Requirement =
Once you know how many lines below hold "Real", reply with that number and add nothing.

Study material =
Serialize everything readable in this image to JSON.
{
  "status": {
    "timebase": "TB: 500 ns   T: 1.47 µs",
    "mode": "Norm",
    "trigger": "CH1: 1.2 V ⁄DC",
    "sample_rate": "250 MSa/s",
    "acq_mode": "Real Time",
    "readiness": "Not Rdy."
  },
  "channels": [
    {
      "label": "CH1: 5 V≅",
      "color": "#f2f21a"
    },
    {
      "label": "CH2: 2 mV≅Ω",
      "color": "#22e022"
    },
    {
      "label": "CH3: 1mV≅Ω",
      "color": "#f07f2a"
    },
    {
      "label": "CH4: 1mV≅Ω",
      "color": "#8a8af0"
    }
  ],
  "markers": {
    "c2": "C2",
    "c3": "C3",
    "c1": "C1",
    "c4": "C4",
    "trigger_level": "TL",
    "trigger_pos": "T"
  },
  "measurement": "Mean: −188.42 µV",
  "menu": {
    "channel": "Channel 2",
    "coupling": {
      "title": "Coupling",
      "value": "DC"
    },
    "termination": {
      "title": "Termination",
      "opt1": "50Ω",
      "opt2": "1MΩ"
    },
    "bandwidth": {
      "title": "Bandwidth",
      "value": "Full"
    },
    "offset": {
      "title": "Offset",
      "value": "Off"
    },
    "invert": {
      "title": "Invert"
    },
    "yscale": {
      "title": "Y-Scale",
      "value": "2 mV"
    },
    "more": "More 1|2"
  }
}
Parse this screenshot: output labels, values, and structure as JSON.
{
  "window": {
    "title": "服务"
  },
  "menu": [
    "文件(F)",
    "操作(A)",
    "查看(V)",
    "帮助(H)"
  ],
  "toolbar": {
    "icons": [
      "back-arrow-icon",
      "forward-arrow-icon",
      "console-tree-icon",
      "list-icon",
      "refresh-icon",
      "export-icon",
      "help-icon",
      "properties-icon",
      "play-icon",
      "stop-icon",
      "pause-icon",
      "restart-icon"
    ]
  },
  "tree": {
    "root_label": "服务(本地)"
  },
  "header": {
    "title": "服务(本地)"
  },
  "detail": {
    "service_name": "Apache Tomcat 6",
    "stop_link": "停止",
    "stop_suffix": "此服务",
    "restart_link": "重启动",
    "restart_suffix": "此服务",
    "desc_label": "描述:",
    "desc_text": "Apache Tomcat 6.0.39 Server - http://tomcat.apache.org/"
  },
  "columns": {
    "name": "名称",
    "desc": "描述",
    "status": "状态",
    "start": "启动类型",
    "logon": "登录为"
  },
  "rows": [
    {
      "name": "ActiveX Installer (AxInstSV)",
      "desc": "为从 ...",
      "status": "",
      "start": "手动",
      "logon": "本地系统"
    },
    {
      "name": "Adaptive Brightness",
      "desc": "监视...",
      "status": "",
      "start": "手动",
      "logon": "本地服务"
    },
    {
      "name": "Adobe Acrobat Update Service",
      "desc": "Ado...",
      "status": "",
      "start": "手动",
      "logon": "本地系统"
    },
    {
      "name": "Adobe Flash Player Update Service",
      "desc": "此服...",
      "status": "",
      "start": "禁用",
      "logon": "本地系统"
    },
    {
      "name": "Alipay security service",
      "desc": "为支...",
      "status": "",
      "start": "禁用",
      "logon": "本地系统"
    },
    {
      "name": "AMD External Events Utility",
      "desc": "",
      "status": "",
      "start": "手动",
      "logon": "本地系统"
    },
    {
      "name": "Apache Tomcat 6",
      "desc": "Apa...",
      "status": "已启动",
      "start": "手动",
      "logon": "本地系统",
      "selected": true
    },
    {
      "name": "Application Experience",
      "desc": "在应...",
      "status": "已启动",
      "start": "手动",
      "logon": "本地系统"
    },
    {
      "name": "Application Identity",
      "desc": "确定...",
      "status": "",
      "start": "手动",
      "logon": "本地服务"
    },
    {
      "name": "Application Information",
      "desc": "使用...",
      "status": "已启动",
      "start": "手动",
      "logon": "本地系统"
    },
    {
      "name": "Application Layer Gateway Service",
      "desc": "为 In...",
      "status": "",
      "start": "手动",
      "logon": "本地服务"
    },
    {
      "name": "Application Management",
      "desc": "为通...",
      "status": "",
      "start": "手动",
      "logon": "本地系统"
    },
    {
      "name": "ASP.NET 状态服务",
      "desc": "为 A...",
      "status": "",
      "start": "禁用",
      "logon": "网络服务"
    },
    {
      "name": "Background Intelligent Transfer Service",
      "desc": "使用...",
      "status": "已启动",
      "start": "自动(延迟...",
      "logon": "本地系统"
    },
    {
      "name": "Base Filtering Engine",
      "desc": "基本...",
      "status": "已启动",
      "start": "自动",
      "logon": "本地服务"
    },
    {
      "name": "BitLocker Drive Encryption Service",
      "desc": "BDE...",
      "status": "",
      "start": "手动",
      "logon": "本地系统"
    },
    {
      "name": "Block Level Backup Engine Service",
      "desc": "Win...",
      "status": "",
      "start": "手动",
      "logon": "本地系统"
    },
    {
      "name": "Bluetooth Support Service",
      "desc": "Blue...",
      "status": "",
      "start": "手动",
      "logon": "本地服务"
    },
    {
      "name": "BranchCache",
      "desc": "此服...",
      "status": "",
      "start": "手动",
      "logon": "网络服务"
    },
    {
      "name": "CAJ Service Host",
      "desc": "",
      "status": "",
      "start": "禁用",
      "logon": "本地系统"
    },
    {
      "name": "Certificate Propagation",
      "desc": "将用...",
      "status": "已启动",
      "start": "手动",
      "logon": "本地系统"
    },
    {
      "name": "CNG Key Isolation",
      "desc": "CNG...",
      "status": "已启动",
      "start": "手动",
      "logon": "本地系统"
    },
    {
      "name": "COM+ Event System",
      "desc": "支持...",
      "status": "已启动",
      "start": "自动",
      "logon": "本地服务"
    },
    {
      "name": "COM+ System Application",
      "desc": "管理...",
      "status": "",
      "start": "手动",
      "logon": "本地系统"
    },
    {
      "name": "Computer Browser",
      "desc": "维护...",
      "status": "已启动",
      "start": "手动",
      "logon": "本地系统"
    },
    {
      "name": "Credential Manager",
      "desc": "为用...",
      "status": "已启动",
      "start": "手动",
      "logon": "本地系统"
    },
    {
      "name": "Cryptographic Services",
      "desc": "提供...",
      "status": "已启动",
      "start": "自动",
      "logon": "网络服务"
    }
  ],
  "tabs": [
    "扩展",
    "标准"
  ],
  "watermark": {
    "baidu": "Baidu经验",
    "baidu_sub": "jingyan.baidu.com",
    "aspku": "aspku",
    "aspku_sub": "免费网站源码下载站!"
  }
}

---

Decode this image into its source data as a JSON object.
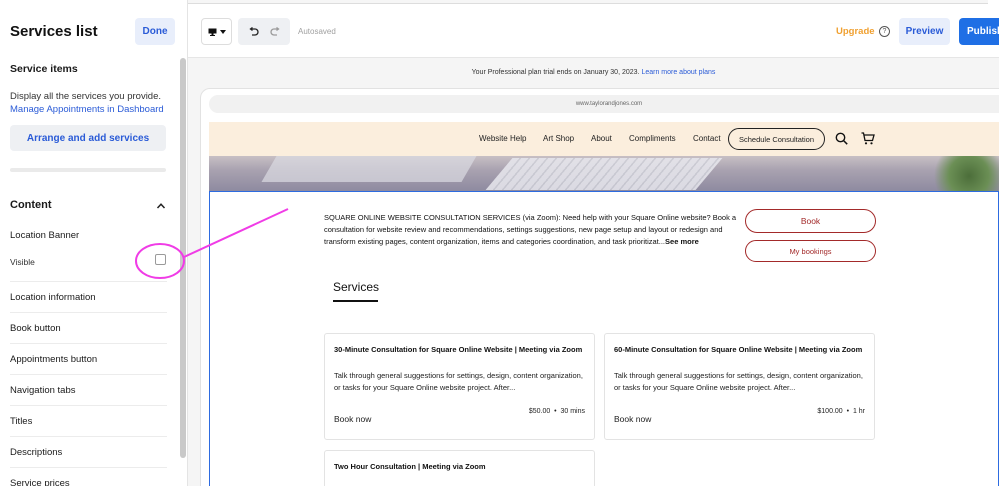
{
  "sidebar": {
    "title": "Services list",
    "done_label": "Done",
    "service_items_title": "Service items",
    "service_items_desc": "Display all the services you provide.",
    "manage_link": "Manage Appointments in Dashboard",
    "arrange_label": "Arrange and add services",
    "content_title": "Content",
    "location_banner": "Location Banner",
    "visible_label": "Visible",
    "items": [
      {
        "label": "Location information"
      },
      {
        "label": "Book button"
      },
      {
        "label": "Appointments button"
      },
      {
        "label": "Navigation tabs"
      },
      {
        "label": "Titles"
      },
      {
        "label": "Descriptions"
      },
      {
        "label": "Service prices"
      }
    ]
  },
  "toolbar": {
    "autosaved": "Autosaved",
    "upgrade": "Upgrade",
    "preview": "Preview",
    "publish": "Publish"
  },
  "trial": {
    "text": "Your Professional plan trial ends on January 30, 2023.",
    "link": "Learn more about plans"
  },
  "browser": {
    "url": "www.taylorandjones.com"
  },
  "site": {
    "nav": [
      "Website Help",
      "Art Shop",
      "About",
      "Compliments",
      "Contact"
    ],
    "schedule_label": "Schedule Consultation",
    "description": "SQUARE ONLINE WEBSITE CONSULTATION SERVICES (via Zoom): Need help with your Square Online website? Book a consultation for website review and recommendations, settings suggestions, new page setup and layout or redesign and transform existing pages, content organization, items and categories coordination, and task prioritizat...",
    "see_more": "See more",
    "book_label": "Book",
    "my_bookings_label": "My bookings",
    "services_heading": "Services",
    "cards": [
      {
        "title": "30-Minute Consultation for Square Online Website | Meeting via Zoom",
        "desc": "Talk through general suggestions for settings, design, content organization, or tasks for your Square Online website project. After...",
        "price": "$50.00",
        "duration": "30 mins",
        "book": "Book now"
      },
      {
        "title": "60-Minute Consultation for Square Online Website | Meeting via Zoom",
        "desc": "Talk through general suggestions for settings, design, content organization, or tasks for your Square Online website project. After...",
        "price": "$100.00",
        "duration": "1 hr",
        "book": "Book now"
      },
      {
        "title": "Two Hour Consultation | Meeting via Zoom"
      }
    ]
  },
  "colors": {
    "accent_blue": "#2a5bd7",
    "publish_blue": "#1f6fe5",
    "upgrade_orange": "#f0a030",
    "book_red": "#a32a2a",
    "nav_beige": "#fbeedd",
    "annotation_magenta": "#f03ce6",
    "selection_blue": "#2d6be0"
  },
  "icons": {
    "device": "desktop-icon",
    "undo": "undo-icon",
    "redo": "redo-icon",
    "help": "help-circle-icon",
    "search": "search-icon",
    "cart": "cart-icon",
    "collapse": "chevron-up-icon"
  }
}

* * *

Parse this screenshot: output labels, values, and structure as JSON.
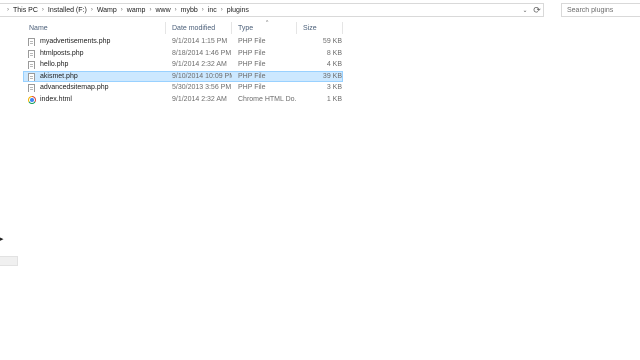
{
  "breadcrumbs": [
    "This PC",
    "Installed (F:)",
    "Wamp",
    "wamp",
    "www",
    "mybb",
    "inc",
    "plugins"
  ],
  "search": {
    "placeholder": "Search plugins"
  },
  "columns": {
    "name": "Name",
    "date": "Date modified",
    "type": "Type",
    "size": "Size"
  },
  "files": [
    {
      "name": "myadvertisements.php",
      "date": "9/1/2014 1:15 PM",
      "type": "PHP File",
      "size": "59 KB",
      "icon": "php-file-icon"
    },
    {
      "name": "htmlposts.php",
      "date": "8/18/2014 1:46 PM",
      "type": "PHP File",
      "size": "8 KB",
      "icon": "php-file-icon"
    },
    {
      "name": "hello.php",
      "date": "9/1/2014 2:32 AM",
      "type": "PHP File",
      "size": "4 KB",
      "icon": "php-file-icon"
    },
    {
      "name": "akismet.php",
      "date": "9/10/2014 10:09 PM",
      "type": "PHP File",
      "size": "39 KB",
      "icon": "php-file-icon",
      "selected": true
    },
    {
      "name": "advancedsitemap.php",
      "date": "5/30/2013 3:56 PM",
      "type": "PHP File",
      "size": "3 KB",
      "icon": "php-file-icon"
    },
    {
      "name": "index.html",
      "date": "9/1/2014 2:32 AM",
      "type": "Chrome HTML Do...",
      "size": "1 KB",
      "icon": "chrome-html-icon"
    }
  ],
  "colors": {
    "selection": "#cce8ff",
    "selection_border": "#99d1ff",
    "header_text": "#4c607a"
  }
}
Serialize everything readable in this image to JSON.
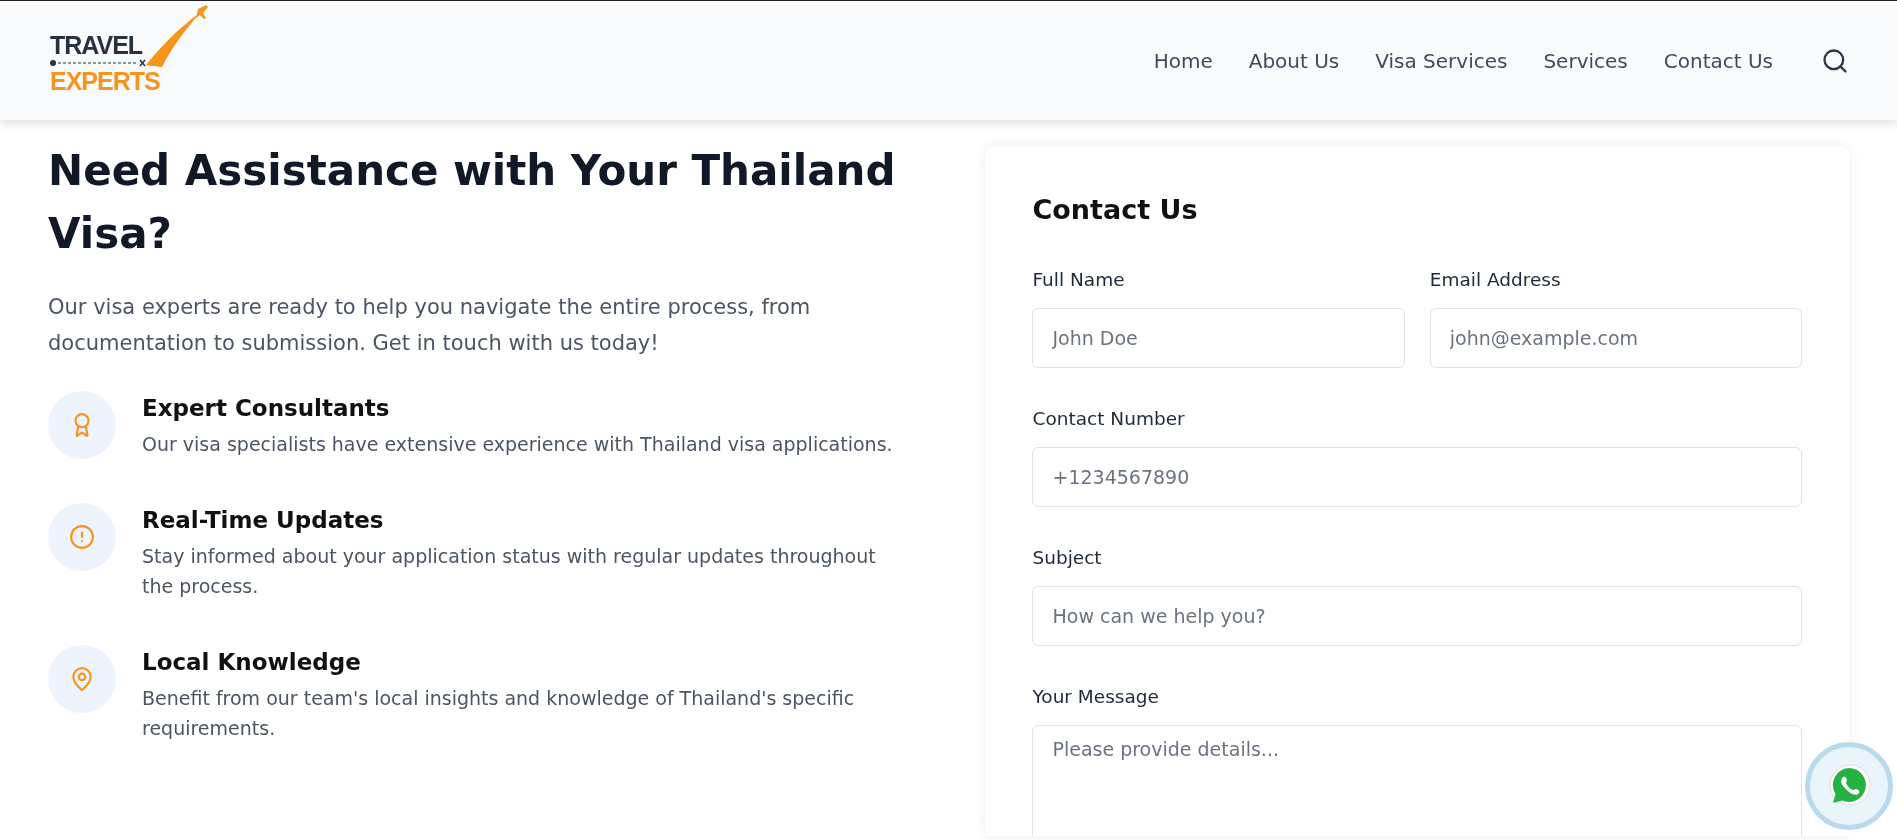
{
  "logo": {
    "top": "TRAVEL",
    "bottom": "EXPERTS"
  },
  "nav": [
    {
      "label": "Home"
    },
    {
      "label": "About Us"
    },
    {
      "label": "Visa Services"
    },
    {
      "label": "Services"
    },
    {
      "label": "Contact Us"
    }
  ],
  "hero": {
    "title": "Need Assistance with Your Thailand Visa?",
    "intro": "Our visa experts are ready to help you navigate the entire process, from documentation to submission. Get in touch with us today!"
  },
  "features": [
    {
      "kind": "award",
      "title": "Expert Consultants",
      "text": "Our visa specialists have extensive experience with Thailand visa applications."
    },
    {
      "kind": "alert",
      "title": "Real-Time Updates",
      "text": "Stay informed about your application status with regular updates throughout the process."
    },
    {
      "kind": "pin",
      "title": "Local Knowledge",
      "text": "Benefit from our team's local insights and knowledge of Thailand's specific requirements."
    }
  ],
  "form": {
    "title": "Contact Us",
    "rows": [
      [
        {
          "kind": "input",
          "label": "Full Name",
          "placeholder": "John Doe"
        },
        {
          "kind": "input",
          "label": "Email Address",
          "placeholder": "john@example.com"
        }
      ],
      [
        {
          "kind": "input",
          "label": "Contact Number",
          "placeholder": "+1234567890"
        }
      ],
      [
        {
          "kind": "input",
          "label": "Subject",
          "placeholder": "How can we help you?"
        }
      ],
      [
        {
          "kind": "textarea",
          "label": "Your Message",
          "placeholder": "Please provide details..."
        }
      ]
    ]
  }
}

Written solution =
2